I like that you guys are friends now, that’s really wholesome. Talking about some of the different sounds you have on this record, it seems like you are mixing a lot of these sonic influences — sort of like your style as well. You have some screamo metal influences on “F The World” and then that Halo Gregorian chant on “Monk Mode.” Can you talk about how you come up with some of these sounds?

I figure out what would be the most unexpected combo or the most dramatic, jarring combo. I’m very desensitized to a lot of that. So I have to figure out how to switch it up even more for my next step, but I always love something unexpected. I love things that reclaim sounds that have been considered uncool. Also, things that reclaim genres of music that have become super masculine, like dubstep becoming “brostep” or being associated with frat bros and becoming uncool. But it’s actually a really cool sound of music. Then something like black metal, which is a really amazing and cool genre of music, that’s unfortunately been co-opted by a lot of people on the far right that are white nationalists and white supremacists. Seeing a black metal artist like Gaylord taking that back and make queer and anti-fascist black metal is so powerful to me. So I think that’s what a lot of it is, taking all these genres and reclaiming them.

The last thing that I will ask you is, especially with the uncertainty of the live music industry right now, can you tell me what’s next for Dorian Electra?

I’m definitely going to be working on a lot more new music because that is what people are sitting at home and consuming. I want to be able to provide that for people. And also more videos, I just love doing videos. It’s just so easy for me. And I love to bring these concepts to life. I also want to do something that is beyond just an album or an EP. I want to figure out something that is a different form that I can experiment with too.
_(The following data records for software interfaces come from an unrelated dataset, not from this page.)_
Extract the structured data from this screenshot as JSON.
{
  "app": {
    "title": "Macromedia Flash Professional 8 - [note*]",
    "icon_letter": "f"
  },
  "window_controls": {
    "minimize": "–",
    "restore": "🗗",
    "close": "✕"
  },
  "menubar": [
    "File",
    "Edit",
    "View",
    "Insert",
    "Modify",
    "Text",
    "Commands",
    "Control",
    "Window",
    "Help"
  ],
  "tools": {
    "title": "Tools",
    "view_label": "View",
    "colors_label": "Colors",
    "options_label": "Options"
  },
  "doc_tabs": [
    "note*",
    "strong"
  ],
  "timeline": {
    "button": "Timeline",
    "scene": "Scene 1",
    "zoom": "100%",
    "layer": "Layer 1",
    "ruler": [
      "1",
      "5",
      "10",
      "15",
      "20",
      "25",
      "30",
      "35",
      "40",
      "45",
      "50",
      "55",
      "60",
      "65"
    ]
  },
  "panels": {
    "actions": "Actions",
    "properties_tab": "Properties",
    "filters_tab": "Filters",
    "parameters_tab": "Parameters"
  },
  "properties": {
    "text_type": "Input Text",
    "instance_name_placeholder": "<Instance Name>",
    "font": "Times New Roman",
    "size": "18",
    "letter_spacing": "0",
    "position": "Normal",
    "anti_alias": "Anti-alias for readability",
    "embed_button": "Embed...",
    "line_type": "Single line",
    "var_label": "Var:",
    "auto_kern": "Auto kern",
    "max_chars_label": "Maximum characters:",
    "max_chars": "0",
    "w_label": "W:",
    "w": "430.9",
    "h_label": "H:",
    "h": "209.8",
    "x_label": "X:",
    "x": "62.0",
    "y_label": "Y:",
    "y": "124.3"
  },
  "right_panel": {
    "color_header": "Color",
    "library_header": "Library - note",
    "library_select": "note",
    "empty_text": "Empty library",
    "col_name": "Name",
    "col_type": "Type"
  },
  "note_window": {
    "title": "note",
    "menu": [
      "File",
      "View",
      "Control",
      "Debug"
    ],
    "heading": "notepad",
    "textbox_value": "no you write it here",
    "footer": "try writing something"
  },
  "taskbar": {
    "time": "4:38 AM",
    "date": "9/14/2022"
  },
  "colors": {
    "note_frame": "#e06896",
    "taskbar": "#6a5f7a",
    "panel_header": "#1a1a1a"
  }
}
And more collaborations, I’m very excited to do more collaborations.

My Agenda is out now via Dorian Electra. Get it here.

Charli XCX is a Warner Music artist. .